While it’s true that cybercriminals frequently target individuals’ personal information, that’s not their only goal. Sometimes, malicious actors will then take that personal information and use it to gain access to other secure points—potentially affecting other systems beyond the breached organization itself. For instance, a cybercriminal may steal an employee’s login and password, then use those details to access customer databases or even critical infrastructure.
A recent example of this came in 2021 when cybercriminals took down Kronos, the ubiquitous timekeeping software. With the cloud-based system down globally, employees couldn’t clock in or out—time punches were simply inaccessible. Obviously, this proved very disruptive for payroll and time tracking. Yet, the larger takeaway is that even if an employer does everything right, they can still be impacted if a vendor experiences a cybersecurity breach.
That’s why it’s important for HR teams to think about the vendors and systems they rely upon. These may include timekeeping software, case management software or learning management systems. Consider what would happen if any one of those tools stopped working or became inaccessible. How would that impact operations?

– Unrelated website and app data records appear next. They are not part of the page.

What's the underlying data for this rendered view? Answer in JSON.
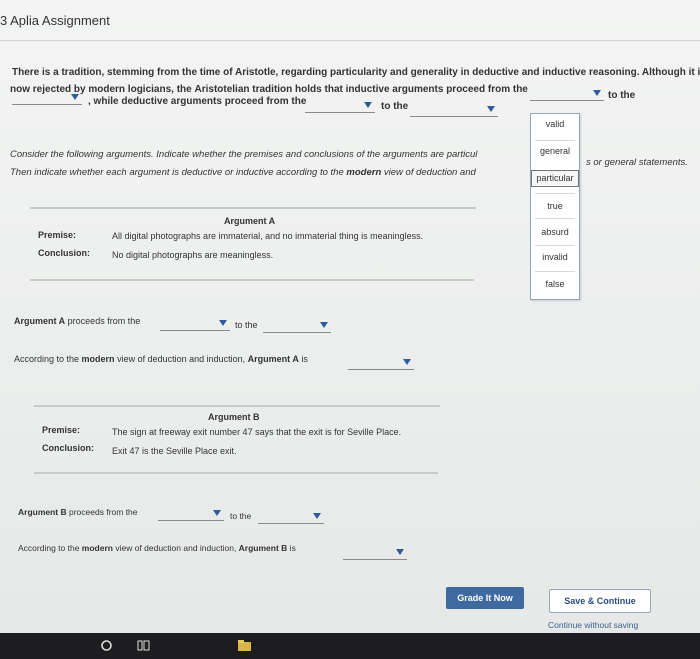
{
  "header": {
    "title": "3 Aplia Assignment"
  },
  "intro": {
    "line1": "There is a tradition, stemming from the time of Aristotle, regarding particularity and generality in deductive and inductive reasoning. Although it is",
    "line2_a": "now rejected by modern logicians, the ",
    "line2_b": "Aristotelian tradition",
    "line2_c": " holds that inductive arguments proceed from the",
    "line2_to": "to the",
    "line3_a": ", while deductive arguments proceed from the",
    "line3_to": "to the"
  },
  "consider": {
    "line1": "Consider the following arguments. Indicate whether the premises and conclusions of the arguments are particul",
    "line1_tail": "s or general statements.",
    "line2_a": "Then indicate whether each argument is deductive or inductive according to the ",
    "line2_b": "modern",
    "line2_c": " view of deduction and"
  },
  "dropdown_popup": {
    "options": [
      "valid",
      "general",
      "particular",
      "true",
      "absurd",
      "invalid",
      "false"
    ],
    "selected": "particular"
  },
  "argument_a": {
    "heading": "Argument A",
    "premise_label": "Premise:",
    "premise": "All digital photographs are immaterial, and no immaterial thing is meaningless.",
    "conclusion_label": "Conclusion:",
    "conclusion": "No digital photographs are meaningless.",
    "proceeds_a": "Argument A",
    "proceeds_b": " proceeds from the",
    "proceeds_to": "to the",
    "modern_a": "According to the ",
    "modern_b": "modern",
    "modern_c": " view of deduction and induction, ",
    "modern_d": "Argument A",
    "modern_e": " is"
  },
  "argument_b": {
    "heading": "Argument B",
    "premise_label": "Premise:",
    "premise": "The sign at freeway exit number 47 says that the exit is for Seville Place.",
    "conclusion_label": "Conclusion:",
    "conclusion": "Exit 47 is the Seville Place exit.",
    "proceeds_a": "Argument B",
    "proceeds_b": " proceeds from the",
    "proceeds_to": "to the",
    "modern_a": "According to the ",
    "modern_b": "modern",
    "modern_c": " view of deduction and induction, ",
    "modern_d": "Argument B",
    "modern_e": " is"
  },
  "actions": {
    "grade_label": "Grade It Now",
    "save_label": "Save & Continue",
    "continue_without_saving": "Continue without saving"
  },
  "taskbar": {
    "icons": [
      "search-icon",
      "task-view-icon",
      "file-explorer-icon"
    ]
  }
}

Considering these potential scenarios can help HR teams better strategize their responses. For instance, if timekeeping software were to break down, perhaps employees would be required to use an HR-provided paper form to track their time.
Additionally, with the vulnerability of cloud-based systems, HR teams can think about regularly backing up and archiving critical information, including customer details, time-tracking data or transaction receipts. Essentially, if a vendor system breaks down, HR still needs to ensure day-to-day operations can run smoothly.